Like a Smart Bomb
The novel approach to therapy involves extracting T cells from the patient, subjecting the cells to chimeric antigen receptor (CAR) cell engineering, and then infusing the engineered T cells back into the patient.
The engineering, which takes about 10 days, changes the T cell in 2 ways. First, it adds a receptor that targets the CD19 antigen that is found on most leukemic cells; when the cells are inserted back into the patient’s body, they home in on this antigen, latch on and destroy the leukemic cell. Second, the process inserts a viral vector mechanism into the cells which – once the cells have latched on to the leukemia – triggers these T cells to expand and proliferate, so that they seek out and destroy all the remaining leukemic cells.
There is tremendous excitement over this approach, because it acts like a smart bomb, said Mary Horowitz, MD, scientific director at the Center for International Blood and Marrow Transplant Research and chief of the Division of Hematology and Oncology at the Medical College of Wisconsin, in Milwaukee. Whereas bone marrow transplantation is like carpet bombing of a city in order to destroy a specific building, these CAR cells are like smart bombs that seek out and destroy just the building, she commented to Medscape Medical News.
The clinical results have been dramatic and unprecedented in such advanced disease.
Results in Lymphoma
Dr. Kochenderfer presented results from 15 adult patients with advanced B cell lymphomas (abstract 168), including 9 patients with chemotherapy-refractory large cell lymphoma such as primary mediastinal B cell lymphoma and diffuse B cell lymphoma. They received reduced-intensity conditioning with cyclophosphamide and fludarabine and then an infusion of their own T cells that had been CAR engineered.
Thirteen of the 15 patients treated were evaluable for response, and 12 of those 13 responded: 7 patients had complete remissions, and 5 had partial remissions, Dr. Kochenderfer said. The remaining patients had stable disease.

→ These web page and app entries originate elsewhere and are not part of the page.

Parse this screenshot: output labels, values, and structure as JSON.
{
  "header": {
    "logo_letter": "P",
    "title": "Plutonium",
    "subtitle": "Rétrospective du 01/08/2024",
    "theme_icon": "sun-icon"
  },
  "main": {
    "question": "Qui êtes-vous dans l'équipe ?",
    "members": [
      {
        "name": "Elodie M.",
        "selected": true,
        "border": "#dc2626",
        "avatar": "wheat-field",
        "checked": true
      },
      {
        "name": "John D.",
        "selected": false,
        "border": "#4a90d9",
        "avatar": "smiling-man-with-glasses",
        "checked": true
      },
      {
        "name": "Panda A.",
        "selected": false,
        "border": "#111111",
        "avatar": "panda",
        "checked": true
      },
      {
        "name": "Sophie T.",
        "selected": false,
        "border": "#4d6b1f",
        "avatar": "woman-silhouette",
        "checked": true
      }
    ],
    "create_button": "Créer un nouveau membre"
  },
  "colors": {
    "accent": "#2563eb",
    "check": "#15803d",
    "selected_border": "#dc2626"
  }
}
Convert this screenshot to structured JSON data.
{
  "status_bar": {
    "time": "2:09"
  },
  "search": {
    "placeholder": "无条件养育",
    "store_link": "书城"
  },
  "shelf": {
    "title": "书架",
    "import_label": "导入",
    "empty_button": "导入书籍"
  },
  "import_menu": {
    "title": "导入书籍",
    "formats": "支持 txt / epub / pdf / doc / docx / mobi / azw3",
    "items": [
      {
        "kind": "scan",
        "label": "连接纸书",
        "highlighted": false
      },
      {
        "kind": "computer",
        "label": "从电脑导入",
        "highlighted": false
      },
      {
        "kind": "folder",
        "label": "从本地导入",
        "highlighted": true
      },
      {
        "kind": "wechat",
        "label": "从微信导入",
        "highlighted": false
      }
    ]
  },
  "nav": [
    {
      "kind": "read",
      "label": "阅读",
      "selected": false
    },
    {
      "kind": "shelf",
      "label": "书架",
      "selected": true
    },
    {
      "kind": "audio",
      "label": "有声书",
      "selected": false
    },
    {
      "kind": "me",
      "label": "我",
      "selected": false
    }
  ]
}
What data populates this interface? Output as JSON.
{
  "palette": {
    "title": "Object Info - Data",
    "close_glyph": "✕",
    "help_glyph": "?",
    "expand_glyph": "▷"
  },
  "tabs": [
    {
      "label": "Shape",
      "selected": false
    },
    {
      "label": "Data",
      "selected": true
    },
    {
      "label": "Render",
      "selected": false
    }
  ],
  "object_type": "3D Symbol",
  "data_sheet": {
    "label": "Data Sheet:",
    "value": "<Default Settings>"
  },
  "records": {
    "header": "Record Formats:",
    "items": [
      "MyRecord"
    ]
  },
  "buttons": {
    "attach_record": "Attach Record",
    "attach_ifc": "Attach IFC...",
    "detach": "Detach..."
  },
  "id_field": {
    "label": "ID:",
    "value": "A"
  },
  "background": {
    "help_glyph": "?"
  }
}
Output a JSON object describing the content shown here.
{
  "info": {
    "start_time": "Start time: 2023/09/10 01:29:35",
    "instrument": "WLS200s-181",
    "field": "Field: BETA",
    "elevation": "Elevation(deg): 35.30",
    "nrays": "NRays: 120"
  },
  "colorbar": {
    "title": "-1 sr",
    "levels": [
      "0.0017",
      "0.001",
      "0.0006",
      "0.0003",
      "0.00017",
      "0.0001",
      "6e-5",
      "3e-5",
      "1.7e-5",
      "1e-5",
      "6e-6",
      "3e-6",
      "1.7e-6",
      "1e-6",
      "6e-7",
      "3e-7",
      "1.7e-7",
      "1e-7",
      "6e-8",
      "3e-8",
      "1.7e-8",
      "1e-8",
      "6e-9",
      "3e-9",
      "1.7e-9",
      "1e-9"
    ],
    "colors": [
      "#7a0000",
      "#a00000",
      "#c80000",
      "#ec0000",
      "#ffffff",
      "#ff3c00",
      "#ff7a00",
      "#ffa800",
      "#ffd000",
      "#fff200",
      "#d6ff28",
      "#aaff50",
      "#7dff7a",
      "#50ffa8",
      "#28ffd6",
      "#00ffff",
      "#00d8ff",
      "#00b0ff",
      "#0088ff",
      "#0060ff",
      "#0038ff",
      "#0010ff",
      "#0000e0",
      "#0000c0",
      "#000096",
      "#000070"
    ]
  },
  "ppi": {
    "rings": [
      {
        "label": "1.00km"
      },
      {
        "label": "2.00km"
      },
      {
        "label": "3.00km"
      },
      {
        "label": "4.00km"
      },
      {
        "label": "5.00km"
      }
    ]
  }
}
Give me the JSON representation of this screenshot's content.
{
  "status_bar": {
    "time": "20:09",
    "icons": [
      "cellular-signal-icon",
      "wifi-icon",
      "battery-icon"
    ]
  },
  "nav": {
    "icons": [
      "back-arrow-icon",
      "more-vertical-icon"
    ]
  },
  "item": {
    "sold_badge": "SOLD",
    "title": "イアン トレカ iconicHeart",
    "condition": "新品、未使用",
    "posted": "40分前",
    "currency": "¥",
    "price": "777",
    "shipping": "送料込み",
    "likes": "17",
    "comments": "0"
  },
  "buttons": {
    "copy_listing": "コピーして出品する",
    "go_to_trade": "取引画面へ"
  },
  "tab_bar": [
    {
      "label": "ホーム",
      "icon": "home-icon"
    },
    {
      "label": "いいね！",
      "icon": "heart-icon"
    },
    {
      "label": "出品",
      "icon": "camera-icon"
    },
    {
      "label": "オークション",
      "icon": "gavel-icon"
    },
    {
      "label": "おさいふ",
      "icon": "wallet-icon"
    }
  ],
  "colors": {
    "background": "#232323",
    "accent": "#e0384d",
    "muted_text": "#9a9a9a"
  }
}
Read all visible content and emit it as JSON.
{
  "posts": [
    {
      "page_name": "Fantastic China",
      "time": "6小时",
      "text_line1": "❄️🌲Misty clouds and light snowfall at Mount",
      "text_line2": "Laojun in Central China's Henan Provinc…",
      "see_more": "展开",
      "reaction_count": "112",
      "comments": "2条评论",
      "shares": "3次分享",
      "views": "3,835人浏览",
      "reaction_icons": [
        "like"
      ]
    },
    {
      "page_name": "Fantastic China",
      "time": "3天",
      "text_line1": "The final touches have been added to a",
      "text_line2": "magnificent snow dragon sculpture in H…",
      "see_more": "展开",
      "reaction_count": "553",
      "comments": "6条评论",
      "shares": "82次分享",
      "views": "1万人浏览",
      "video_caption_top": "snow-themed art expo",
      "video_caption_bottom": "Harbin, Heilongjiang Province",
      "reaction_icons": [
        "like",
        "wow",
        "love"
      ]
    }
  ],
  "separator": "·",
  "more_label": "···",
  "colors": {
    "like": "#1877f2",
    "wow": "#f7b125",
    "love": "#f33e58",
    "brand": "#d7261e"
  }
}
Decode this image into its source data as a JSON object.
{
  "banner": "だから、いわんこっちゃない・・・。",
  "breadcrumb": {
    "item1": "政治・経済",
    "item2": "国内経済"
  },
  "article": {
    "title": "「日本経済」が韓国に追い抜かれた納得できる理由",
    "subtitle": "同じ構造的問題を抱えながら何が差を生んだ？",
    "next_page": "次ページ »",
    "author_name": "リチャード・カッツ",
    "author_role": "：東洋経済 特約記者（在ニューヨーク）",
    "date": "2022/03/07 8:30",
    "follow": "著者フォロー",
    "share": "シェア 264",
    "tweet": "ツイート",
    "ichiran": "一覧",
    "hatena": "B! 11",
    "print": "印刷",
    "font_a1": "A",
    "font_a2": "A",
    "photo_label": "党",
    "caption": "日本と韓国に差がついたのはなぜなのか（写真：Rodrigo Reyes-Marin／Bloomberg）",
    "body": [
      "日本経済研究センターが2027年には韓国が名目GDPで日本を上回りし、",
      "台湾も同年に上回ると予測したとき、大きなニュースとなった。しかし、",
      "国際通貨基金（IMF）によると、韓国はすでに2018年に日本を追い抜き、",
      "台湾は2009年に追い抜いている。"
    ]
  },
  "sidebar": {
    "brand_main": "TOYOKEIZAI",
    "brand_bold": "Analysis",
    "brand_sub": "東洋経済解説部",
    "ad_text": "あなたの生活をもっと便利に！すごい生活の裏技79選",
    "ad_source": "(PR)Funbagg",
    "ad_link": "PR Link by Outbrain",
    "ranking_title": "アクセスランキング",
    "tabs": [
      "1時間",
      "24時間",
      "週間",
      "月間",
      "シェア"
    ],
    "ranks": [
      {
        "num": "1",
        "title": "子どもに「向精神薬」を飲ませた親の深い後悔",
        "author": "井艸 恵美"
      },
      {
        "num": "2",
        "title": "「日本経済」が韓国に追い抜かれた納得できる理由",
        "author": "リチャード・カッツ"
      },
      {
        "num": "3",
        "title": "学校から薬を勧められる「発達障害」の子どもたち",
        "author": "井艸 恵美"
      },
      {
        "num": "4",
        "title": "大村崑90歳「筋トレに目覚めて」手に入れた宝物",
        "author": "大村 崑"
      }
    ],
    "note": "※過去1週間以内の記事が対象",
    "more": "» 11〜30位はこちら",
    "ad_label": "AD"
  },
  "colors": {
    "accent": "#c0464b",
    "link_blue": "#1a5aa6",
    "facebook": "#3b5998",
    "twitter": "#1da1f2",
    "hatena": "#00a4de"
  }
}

Dr. Kochenderfer gave details of one of the patients who had a complete remission, showing CT scans with visible tumor in the liver and abdomen prior to the treatment, and none visible after treatment. This was a patient who had undergone 10 prior therapies, including many different combinations of rituximab plus chemotherapy regimens, and the disease progressed a month after chemotherapy finished, so she was "clearly refractory," he said.
"Our data provide the first true glimpse of the potential of this approach in patients with aggressive lymphomas that, until this point, were virtually untreatable," Dr. Kochenderfer told journalists at an ASH press briefing at which these novel therapies were highlighted.
"We are particularly encouraged by the partial and complete responses that we observed in a number of patients with diffuse large B cell lymphomas who had exhausted all other treatment options…and who are not generally thought to be good candidates for hematopoietic stem cell transplantation," he added.
However, he tempered his enthusiasm by adding that "this approach is still an early-stage experimental therapy."


After a median follow-up time of 39 months the results show DFS at two years was 98.1% (106 of 108) in the RIF group and 95.5% (107 of 112) in the ATO group. The DFS difference was 2.6%, and the lower limit of the 95% CI of DFS difference was greater than the 10% noninferiority margin, confirming noninferiority (p<0 .001="" p="">
No significant differences were noted between the RIF and ATO groups in complete remission rate (99.1% vs 97.2%; p=0.62) or in overall survival at 3 years (99.1% vs 96.6%; p<0 .18="" p="">
The early death rate (death during induction therapy) did not differ significantly between the RIF and ATO groups (0.9% v 2.6%; p<0 .60="" achieve="" also="" an="" authors="" cr.="" death="" early="" low="" more="" note="" opportunity="" p="" patients="" provided="" rates="" that="" the="" to="" with="">